→ **WHAT THIS TASK INVOLVES**
Identify and copy all lines of the material where the string "Nhân" is found.

→ **EXTRACTED ENTRIES**
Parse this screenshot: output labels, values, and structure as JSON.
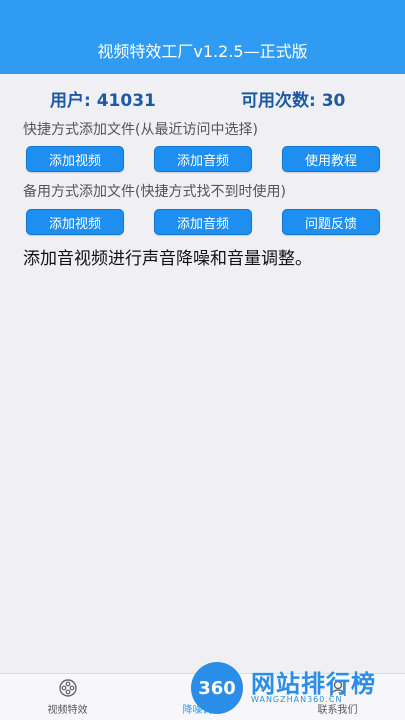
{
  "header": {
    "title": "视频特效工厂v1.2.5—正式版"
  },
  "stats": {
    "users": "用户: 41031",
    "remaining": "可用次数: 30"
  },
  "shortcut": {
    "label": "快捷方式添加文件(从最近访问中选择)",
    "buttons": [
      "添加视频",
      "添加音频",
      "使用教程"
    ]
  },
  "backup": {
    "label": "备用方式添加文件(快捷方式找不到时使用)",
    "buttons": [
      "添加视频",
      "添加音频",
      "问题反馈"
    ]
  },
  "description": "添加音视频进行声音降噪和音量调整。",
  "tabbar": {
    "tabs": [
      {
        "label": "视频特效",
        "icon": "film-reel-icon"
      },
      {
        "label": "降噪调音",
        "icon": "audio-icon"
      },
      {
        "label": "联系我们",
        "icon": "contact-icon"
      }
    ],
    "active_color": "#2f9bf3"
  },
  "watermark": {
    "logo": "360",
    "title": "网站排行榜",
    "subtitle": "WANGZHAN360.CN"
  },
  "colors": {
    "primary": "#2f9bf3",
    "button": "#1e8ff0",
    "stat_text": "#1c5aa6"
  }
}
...
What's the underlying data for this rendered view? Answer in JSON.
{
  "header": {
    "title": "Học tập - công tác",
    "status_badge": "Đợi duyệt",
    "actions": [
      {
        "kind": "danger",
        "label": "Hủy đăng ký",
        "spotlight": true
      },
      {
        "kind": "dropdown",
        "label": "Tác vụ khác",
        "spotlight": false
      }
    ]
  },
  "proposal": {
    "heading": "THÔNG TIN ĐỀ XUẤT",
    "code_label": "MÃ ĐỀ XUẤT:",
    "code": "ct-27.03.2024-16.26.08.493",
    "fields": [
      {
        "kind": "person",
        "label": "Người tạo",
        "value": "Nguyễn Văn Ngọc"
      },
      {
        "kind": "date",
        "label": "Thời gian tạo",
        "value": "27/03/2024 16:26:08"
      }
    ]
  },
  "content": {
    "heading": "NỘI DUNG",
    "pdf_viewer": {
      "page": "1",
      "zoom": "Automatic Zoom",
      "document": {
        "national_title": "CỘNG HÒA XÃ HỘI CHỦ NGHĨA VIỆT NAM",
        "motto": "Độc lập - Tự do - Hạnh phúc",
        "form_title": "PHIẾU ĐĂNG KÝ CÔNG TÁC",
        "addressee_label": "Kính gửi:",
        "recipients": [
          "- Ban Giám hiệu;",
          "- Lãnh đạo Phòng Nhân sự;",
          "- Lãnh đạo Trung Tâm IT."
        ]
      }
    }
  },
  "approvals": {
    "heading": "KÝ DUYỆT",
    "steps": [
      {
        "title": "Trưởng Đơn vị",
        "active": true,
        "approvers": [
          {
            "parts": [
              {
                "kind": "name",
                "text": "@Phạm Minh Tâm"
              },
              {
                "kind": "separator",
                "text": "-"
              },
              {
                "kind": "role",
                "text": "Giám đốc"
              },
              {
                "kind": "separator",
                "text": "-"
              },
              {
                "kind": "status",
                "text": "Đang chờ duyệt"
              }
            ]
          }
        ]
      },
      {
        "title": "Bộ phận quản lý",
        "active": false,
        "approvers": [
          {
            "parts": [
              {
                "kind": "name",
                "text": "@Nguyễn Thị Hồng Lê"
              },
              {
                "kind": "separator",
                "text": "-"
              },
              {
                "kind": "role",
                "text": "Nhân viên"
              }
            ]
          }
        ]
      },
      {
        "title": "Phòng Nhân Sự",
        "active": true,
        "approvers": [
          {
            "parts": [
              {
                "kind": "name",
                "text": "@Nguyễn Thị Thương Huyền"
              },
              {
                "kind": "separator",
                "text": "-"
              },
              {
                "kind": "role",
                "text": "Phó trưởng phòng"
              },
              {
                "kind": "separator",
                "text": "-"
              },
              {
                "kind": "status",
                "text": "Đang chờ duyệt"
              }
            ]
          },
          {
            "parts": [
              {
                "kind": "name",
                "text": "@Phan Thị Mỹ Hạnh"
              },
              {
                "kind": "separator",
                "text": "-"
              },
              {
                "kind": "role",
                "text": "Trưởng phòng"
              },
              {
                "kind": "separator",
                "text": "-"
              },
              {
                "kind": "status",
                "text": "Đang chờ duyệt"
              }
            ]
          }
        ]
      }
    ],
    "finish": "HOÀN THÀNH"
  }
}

→ **WRITTEN RESPONSE**
          "- Lãnh đạo Phòng Nhân sự;",
                "text": "Nhân viên"
        "title": "Phòng Nhân Sự",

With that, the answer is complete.